> Problem to solve: Please say how many lines in the records contain the word "Papers", giving only the number.
(Source data Opens)
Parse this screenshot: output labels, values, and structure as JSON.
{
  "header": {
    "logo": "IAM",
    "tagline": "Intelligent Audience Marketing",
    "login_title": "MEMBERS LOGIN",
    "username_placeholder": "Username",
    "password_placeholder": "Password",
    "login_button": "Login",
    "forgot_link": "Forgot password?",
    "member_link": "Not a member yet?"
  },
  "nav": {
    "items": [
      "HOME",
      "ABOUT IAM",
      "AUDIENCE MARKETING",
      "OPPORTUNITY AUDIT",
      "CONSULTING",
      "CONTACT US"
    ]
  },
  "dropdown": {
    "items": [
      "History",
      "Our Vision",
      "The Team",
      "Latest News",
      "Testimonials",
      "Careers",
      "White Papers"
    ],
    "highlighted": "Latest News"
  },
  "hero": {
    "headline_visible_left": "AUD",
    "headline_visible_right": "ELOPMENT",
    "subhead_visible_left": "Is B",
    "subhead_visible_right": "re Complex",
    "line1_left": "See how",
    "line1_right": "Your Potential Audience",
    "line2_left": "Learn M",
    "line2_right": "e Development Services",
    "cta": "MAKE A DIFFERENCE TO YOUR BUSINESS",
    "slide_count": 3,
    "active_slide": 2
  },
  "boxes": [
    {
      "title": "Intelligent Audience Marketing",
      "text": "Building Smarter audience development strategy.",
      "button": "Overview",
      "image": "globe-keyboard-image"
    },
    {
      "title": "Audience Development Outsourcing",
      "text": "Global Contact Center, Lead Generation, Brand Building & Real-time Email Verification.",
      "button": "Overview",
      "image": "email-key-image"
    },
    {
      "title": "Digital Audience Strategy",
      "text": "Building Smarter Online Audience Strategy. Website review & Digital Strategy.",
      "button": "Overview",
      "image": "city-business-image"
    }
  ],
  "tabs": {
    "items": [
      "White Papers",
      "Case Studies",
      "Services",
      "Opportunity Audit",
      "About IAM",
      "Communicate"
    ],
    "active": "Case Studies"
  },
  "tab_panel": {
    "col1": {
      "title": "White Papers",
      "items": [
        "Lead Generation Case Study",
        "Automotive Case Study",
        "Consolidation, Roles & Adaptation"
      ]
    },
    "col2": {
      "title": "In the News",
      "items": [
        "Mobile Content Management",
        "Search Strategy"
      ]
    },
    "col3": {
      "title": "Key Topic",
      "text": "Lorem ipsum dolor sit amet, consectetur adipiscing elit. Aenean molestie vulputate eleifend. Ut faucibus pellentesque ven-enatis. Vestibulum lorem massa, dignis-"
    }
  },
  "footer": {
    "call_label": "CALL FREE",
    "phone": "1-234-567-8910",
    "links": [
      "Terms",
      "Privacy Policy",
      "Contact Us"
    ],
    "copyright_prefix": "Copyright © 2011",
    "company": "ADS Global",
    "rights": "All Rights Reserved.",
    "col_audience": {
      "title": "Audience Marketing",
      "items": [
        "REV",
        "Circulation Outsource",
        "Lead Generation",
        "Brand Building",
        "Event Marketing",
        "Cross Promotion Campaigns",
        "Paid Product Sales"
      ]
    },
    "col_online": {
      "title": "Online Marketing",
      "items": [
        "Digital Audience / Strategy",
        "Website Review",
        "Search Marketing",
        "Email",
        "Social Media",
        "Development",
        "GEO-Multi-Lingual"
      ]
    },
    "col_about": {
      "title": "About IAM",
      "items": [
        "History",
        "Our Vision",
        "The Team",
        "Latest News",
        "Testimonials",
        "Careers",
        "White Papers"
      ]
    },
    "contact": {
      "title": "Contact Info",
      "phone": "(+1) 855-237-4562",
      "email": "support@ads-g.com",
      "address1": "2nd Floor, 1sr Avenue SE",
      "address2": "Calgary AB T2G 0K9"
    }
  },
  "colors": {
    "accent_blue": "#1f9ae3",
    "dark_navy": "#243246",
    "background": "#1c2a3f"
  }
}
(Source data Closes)
> Response below: 4